Information supplied Block Start
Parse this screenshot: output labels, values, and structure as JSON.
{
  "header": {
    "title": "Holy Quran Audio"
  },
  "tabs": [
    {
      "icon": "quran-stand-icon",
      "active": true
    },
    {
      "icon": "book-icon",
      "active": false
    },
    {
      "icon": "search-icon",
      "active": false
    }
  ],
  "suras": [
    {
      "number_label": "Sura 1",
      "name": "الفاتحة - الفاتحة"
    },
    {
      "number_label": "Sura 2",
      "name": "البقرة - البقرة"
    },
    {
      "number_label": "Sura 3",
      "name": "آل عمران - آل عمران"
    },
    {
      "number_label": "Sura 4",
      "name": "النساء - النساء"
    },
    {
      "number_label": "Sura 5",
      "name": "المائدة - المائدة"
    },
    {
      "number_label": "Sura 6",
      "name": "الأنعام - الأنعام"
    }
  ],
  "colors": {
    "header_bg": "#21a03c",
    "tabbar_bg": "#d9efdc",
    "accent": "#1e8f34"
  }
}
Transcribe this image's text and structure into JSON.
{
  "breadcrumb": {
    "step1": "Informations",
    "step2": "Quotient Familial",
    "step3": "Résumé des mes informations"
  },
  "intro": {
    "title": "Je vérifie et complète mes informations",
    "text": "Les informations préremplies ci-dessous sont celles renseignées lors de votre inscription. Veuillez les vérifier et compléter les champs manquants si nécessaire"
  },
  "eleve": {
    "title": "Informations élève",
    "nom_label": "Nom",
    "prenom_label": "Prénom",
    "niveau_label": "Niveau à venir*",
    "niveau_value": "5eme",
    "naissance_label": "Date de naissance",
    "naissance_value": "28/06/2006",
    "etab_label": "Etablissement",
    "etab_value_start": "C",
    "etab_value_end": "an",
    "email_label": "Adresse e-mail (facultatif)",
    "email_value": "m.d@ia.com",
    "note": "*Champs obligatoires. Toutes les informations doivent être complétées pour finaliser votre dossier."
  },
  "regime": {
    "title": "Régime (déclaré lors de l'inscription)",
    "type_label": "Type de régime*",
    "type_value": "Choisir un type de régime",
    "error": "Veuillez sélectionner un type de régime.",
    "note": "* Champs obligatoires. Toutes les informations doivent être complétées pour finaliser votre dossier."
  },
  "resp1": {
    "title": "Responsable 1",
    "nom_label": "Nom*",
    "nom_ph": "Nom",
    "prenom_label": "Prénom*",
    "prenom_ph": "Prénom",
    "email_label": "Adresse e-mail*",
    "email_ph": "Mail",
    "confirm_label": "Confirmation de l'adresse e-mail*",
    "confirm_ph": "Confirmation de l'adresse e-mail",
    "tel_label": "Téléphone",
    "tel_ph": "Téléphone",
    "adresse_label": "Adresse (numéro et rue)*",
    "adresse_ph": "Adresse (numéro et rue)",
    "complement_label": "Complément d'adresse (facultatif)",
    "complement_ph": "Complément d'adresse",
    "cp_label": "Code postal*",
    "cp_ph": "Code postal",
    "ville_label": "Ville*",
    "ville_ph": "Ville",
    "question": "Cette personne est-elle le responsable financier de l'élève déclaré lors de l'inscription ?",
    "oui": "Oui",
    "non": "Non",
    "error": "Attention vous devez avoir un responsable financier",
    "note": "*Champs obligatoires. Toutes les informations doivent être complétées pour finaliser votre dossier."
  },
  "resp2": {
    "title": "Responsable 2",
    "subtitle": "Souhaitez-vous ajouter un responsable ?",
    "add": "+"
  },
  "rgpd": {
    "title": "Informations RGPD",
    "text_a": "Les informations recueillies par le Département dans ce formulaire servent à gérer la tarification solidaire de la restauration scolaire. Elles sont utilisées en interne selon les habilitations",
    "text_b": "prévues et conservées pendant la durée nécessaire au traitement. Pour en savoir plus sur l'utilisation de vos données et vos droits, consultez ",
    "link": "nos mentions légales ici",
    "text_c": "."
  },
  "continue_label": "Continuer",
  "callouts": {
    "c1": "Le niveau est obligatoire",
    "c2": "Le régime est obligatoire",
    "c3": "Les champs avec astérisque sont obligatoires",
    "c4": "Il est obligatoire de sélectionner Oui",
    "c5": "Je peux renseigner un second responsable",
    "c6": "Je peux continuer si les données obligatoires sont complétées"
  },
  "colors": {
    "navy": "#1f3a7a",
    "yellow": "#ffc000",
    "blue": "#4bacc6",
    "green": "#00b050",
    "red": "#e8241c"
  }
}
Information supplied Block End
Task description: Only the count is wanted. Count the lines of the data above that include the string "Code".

Expected answer: 2